||Hatch M, Little MP, Brenner AV, Cahoon EK, Tereshchenko V, Chaikovska L, Pasteur I, Likhtarov I, Bouville A, Shpak V, Bolshova O, Zamotayeva G, Grantz K, Sun L, Mabuchi K, Albert P, Tronko M
||Eur J Epidemiol

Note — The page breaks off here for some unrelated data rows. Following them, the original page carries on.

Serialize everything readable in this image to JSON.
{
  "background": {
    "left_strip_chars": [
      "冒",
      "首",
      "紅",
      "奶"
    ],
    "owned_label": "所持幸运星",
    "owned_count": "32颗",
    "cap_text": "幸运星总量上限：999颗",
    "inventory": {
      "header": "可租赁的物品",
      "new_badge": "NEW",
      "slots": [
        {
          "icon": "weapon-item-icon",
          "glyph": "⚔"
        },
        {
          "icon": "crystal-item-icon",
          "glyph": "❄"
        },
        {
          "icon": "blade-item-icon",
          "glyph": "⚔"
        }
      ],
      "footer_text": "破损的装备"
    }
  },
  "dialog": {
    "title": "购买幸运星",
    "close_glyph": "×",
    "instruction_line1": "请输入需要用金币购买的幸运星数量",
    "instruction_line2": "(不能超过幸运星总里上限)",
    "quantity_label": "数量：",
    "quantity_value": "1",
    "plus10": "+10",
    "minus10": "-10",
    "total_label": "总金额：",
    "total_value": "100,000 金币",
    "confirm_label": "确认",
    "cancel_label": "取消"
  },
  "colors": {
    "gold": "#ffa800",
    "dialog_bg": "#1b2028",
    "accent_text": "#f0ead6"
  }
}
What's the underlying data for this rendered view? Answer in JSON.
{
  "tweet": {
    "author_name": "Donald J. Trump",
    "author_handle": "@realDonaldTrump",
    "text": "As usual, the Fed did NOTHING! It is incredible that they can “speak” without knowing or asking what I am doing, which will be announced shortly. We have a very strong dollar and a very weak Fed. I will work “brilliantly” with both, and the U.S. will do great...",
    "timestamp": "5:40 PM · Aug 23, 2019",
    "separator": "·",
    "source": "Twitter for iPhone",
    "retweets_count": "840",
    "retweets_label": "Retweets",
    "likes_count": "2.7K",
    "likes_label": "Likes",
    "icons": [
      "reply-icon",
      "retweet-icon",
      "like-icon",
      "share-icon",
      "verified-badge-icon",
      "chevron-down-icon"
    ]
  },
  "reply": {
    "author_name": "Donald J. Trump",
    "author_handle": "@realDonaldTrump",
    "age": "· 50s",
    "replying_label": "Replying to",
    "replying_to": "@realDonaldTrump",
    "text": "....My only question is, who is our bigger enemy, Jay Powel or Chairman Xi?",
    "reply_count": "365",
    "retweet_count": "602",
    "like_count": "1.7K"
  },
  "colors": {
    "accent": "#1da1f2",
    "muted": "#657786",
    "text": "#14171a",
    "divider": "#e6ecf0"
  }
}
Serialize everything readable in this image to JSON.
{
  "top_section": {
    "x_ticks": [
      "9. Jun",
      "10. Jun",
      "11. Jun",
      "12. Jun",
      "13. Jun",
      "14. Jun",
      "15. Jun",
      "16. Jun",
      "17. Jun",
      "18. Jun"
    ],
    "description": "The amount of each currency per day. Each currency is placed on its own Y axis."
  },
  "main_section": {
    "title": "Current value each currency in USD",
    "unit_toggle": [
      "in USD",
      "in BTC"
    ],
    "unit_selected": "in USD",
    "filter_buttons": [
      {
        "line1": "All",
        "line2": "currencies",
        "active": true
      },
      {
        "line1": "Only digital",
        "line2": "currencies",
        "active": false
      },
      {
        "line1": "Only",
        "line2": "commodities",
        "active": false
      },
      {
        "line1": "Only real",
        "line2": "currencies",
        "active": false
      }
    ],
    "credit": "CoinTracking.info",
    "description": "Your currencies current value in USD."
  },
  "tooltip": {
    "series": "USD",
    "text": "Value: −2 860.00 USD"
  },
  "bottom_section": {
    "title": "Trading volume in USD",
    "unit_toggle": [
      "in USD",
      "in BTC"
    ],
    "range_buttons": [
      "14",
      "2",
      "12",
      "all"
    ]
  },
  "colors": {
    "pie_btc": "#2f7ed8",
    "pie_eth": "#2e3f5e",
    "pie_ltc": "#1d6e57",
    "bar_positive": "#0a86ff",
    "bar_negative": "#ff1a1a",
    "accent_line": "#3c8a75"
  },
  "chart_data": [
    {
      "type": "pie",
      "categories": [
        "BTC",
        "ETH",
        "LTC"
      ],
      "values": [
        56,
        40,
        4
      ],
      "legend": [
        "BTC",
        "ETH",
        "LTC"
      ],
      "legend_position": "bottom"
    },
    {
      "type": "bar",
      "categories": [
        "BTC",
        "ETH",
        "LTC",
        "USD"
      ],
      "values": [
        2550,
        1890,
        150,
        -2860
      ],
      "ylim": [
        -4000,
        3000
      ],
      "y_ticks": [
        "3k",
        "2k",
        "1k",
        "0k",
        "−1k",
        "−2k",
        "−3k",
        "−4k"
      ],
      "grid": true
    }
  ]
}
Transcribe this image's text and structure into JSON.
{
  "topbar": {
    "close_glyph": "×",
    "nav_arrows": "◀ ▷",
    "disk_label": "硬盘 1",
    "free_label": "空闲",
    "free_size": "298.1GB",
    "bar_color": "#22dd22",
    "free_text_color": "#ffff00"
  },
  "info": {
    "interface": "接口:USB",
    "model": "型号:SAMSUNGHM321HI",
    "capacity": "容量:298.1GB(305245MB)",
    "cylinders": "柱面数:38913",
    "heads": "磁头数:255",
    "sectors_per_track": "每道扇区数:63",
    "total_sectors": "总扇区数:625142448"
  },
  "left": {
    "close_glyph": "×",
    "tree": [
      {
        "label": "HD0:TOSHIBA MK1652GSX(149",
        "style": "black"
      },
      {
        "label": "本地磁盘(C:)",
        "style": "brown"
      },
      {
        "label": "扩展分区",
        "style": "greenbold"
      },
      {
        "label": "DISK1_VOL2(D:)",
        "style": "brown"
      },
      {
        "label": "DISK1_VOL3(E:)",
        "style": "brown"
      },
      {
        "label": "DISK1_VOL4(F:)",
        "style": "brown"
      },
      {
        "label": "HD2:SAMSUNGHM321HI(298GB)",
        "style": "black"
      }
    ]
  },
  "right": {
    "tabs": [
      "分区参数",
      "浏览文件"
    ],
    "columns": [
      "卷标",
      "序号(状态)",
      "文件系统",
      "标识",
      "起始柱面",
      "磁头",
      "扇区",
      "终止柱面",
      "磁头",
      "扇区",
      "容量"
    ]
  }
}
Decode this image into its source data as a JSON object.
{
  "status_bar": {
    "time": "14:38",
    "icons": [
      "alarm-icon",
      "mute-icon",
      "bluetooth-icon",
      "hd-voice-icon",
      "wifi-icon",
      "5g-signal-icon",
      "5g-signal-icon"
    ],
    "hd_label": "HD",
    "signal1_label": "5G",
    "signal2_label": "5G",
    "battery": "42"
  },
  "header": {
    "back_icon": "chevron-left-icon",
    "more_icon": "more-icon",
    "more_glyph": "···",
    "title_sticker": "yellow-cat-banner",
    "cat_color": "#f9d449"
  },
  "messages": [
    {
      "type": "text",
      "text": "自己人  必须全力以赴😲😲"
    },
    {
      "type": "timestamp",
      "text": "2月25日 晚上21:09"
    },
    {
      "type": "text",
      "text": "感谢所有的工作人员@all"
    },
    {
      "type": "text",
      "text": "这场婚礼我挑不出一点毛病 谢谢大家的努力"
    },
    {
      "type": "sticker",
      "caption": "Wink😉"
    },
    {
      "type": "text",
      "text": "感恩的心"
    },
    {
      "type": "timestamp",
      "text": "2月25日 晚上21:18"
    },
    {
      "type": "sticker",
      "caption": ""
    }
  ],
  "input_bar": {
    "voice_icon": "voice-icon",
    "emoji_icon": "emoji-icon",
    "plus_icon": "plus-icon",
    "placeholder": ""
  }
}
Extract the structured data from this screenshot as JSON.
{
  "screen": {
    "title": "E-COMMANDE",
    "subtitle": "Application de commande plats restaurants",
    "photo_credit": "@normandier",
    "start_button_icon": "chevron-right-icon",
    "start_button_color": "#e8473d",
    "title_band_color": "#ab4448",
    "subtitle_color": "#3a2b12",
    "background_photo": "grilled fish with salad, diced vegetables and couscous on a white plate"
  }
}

||Iodine 131 (I-131), the principal component of nuclear fallout from the Chernobyl accident, concentrates in the thyroid gland and may pose risks to fetal development. To evaluate this, neonatal outcomes following the accident in April of 1986 were investigated in a cohort of 2582 in utero-exposed individuals from northern Ukraine for whom estimates of fetal thyroid I-131 dose were available. We carried out a retrospective review of cohort members' prenatal, delivery and newborn records. The relationships of dose with neonatal anthropometrics and gestational length were modeled via linear regression with adjustment for potentially confounding variables. We found similar, statistically significant dose-dependent reductions in both head circumference (-1.0 cm/Gy, P = 0.005) and chest circumference (-0.9 cm/Gy, P = 0.023), as well as a similar but non-significant reduction in neonatal length (-0.6 cm/Gy, P = 0.169). Gestational length was significantly increased with increasing fetal dose (0.5 wks/Gy, P = 0.007). There was no significant (P > 0.1) effect of fetal dose on birth weight. The observed associations of radioiodine exposure with decreased head and chest circumference are consistent with those observed in the Japanese in utero-exposed atomic bomb survivors.